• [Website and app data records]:

>>>

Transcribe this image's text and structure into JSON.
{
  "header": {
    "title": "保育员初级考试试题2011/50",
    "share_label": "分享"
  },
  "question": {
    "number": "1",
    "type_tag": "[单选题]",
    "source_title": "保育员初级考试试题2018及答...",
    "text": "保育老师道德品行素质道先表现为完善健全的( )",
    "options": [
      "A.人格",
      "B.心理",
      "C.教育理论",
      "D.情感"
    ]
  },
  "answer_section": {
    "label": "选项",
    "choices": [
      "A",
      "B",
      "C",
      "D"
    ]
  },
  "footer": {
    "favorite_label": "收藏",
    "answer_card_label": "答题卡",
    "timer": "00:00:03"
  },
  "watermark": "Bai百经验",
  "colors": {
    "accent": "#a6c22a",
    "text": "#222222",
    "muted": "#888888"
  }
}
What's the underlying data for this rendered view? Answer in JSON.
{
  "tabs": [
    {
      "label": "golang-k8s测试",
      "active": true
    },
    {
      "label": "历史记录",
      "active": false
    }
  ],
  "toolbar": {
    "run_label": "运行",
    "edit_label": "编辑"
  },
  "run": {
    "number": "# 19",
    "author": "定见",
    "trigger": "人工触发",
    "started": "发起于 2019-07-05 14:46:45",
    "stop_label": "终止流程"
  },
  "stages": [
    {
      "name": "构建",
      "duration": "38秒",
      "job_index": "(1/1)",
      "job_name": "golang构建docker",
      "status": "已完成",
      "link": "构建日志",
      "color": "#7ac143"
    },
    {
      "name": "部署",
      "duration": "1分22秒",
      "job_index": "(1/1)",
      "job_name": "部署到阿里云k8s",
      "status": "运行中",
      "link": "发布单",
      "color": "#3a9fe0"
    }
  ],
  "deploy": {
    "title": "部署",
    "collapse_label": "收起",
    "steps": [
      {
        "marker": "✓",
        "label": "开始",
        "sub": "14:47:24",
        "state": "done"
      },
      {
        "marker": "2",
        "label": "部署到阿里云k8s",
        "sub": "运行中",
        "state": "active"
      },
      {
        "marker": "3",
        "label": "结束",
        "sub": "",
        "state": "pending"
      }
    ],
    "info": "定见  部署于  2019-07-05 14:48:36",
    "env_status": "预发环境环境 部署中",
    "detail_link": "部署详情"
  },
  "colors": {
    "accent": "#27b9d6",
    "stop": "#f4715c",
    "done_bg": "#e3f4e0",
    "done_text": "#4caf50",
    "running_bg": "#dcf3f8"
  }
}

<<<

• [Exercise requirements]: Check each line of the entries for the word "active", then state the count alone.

• [Problem solution]: 3